Laundry Tips

Keeping Clothing looking new
I recently spent a small fortune on clothing for my two school age children and was wondering if there are any tips for keeping these clothes looking new.
Ahhhh! The mixed emotions of fall. A breath of relief as our kids walk out the door for school, and a tremor of fear when we add up how much their attire cost. Given the expense of new clothing, especially brand name articles, it is prudent to keep everything looking new for as long as possible.
Check the pockets. A pen, a piece of gum, or tube of lipstick can easily damage hundreds of dollars worth of clothing in the washer or dryer. If anyone has learned this lesson the hard way, they will tell you that this is the single most important part of doing laundry.
Always sort machine washable clothing into whites, darks and mixed colours.
Pretreat any stains with a stain spray or stick. In a pinch, even a bar of unscented soap can be rubbed on the stains. Always check for and repair any damaged or torn clothing before washing. It will only become more frayed or damaged in the wash.
Some clothing dyes are not colourfast, and they tend to bleed worse in hot water. Colours will usually become permanent after a wash or two, and heat drying will help accelerate this process. For deeply coloured items, and for all jeans, turn them inside out when laundering.
The pieces of clothing inside the washing machine and dryer rub against one another, damaging the surface of the fabric. This is an excellent argument to not overload your machines. New (to North America) front loading washing machines, in addition to using less power and water, also do not agitate clothing as aggressively, which results in less wear and longer useable life spans.
White fabrics contain optical brighteners, which degrade with bleach, sunlight, and age. Ironically, bleach and sunlight can actually help restore some brightness to your whites. Drying clothing in the sun will frequently lighten stains, and can help remove yellowing. While the occasional use of bleach is also helpful, frequent use will soon damage the fibers, resulting in holes and premature aging. Given all of these factors, the most common cause of poor results with whites, is simply using either too much or too little detergent. Oh, and there is also that new small red sock hidden in a white shirt that makes the whole load pink.
When laundering mixed colors always wash in cold water with similar garments. Check and understand the care labels on all of your clothing. With mixed fabrics this is even more important, as there may even be special care instructions for washing and drying!
When transferring clothes from the washer to the dryer, shake out each item, and at the same time check for stains. By shaking out the clothing, it will help prevent wrinkled messes when items ball up on themselves, and by removing and air drying stained items, it will give you a second chance at removing the stain before it is permanently heat set by the dryer.
Clothing should not be over dried. It wastes energy, and will also prematurely age the fabric. Instead of ironing clothes, try removing them from the dryer while they are still slightly damp. Give them a couple sharp shakes, and air dry them on rust proof hangers. You can’t stop your kids from growing out of their clothing, but with a little common sense, you can be sure that this is the main reason an item has to be retired.
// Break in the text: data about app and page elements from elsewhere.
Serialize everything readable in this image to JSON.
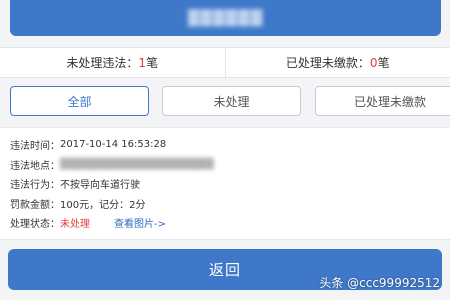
{
  "top_button": {
    "label": ""
  },
  "summary": {
    "unhandled_label": "未处理违法：",
    "unhandled_count": "1",
    "unhandled_unit": "笔",
    "paid_label": "已处理未缴款：",
    "paid_count": "0",
    "paid_unit": "笔"
  },
  "tabs": [
    {
      "label": "全部",
      "active": true
    },
    {
      "label": "未处理",
      "active": false
    },
    {
      "label": "已处理未缴款",
      "active": false
    }
  ],
  "record": {
    "time_label": "违法时间：",
    "time_value": "2017-10-14 16:53:28",
    "place_label": "违法地点：",
    "place_value": "",
    "action_label": "违法行为：",
    "action_value": "不按导向车道行驶",
    "fine_label": "罚款金额：",
    "fine_value": "100元，记分：2分",
    "status_label": "处理状态：",
    "status_value": "未处理",
    "detail_link": "查看图片->"
  },
  "back_button": {
    "label": "返回"
  },
  "watermark": "头条 @ccc99992512",
  "colors": {
    "primary": "#3f78c9",
    "alert": "#e23c3c",
    "link": "#2f6bc2"
  }
}
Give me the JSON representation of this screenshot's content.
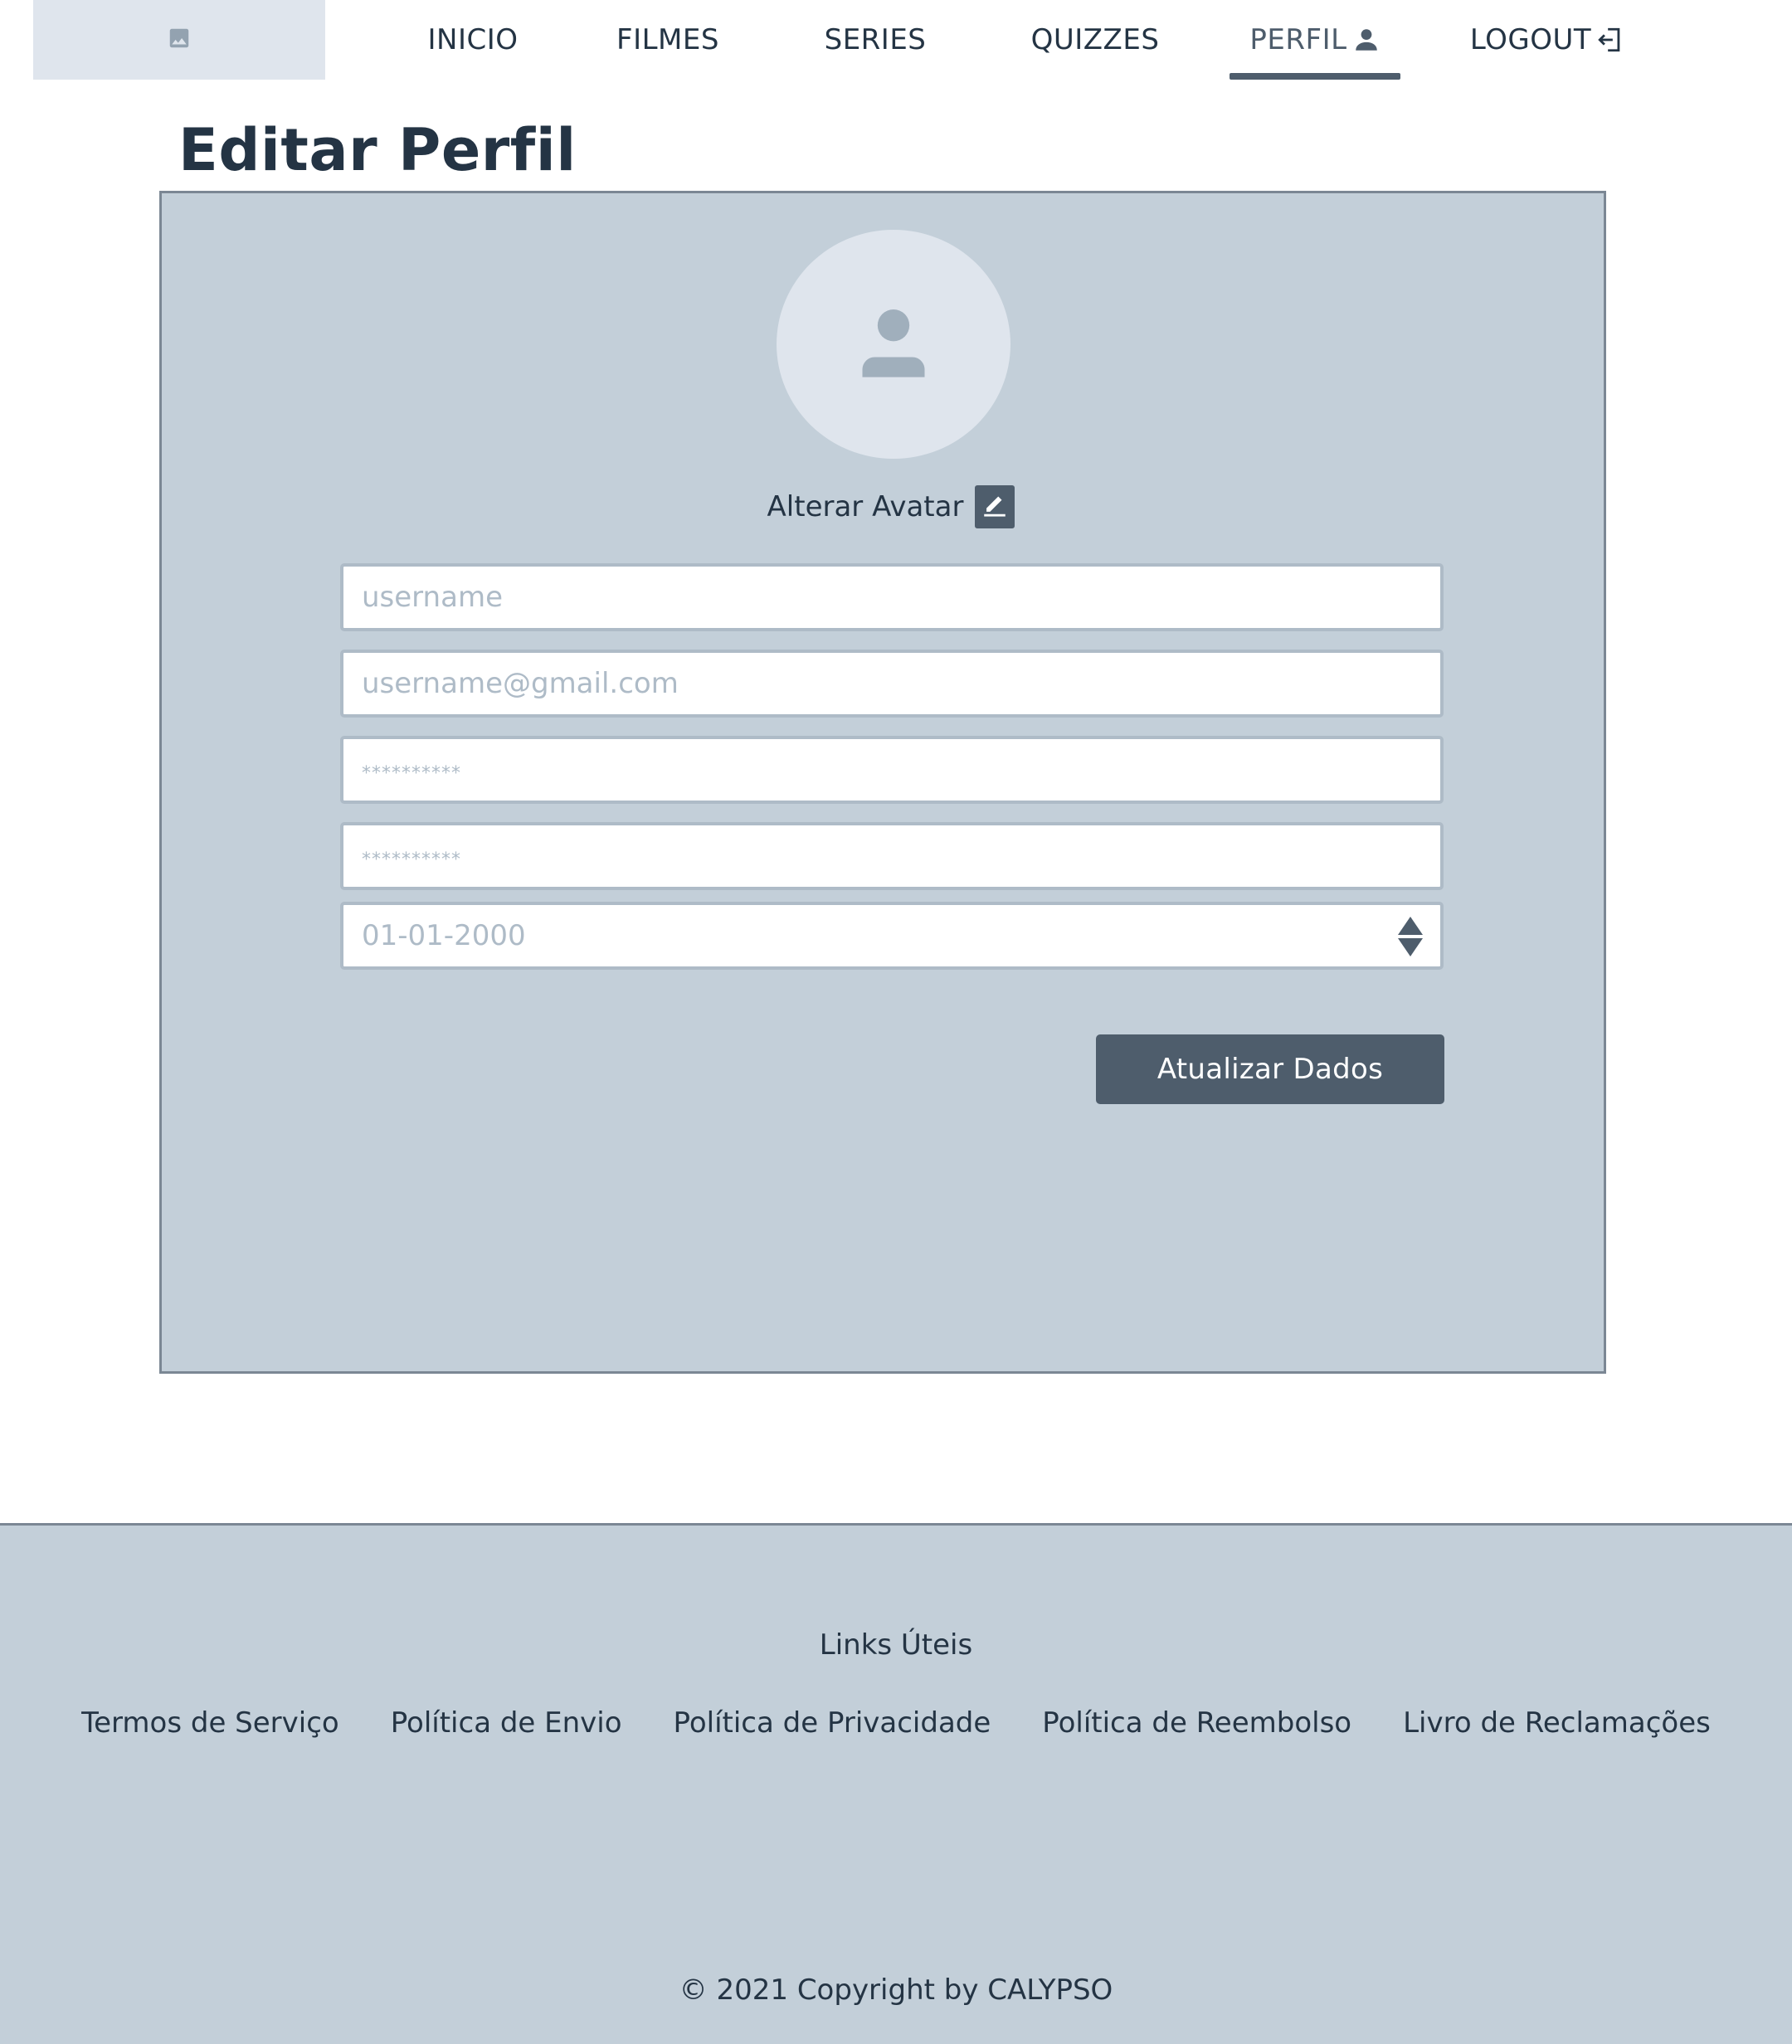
{
  "header": {
    "logo_icon": "image-placeholder-icon",
    "nav": [
      {
        "label": "INICIO",
        "active": false
      },
      {
        "label": "FILMES",
        "active": false
      },
      {
        "label": "SERIES",
        "active": false
      },
      {
        "label": "QUIZZES",
        "active": false
      },
      {
        "label": "PERFIL",
        "active": true,
        "icon": "user-icon"
      },
      {
        "label": "LOGOUT",
        "active": false,
        "icon": "logout-icon"
      }
    ]
  },
  "page": {
    "title": "Editar Perfil"
  },
  "profile_form": {
    "avatar_icon": "user-avatar-icon",
    "change_avatar_label": "Alterar Avatar",
    "change_avatar_icon": "pencil-icon",
    "fields": {
      "username": {
        "value": "",
        "placeholder": "username"
      },
      "email": {
        "value": "",
        "placeholder": "username@gmail.com"
      },
      "password": {
        "value": "",
        "placeholder": "**********"
      },
      "password_confirm": {
        "value": "",
        "placeholder": "**********"
      },
      "birthdate": {
        "value": "",
        "placeholder": "01-01-2000",
        "icon": "spinner-arrows-icon"
      }
    },
    "submit_label": "Atualizar Dados"
  },
  "footer": {
    "heading": "Links Úteis",
    "links": [
      "Termos de Serviço",
      "Política de Envio",
      "Política de Privacidade",
      "Política de Reembolso",
      "Livro de Reclamações"
    ],
    "copyright": "© 2021 Copyright by CALYPSO"
  },
  "colors": {
    "panel_bg": "#c3cfd9",
    "primary": "#4e5d6c",
    "text": "#243444",
    "logo_bg": "#dfe5ed"
  }
}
Mustard

Mustard

With the summer holidays upon us we have an increase in stains and dirt especially with young kids around, or in the absence of young kids there is always alcohol to add to the extra work in the cleaning department.

Mustard is a very tough stain and requires specific and immediate action for best results. The quick tip is to rinse or blot with cold water as soon as possible.

For washable fabric pre-soak in cold water after removing as much the mustard before soaking. Then you can pre-treat the stain with ¼ teaspoon of dish soap and 1 cup of water, apply directly to fabric. Then wash in the hottest temperature safe for the fabric. If the stain doesn’t come out completely, don’t dry the item. Just pre-treat like before and re-wash. Drying will likely just set the stain, and a second try will often remove more of the stain.

paint brushes

Cleaning brushes can be a pain but it will save you money to not have to buy brushes every time you have to paint.

Latex Paint

Wash immediately after painting with warm soapy water. Do not soak overnight. Comb and straighten bristles before storing.

Oil Paint

Clean immediately after painting using a solvent (paint thinner) or cleaner recommended by the manufacturer. Do not soak overnight. Comb and straighten bristles before storing.

If I am in a hurry and can’t clean the brushes I wrap them tightly in a plastic bag and place it in the freezer. This prevents the paint from drying out before I have to use it again.

Blot Or Blotting

General Information:

Blotting is the act of absorbing a stain with a dry absorbant towel such as a terry towel or even a paper towel (best using white towels so no colors from the the towel will run into the carpet or fabric you are blotting.) Blotting immediately after a spill or stain has occurred is the best way to combat stains.

Blot by placing the towel over the stain. First fold your towel in quarters so you can flip over the towel a few times to get the maximum absorbancy of your towel.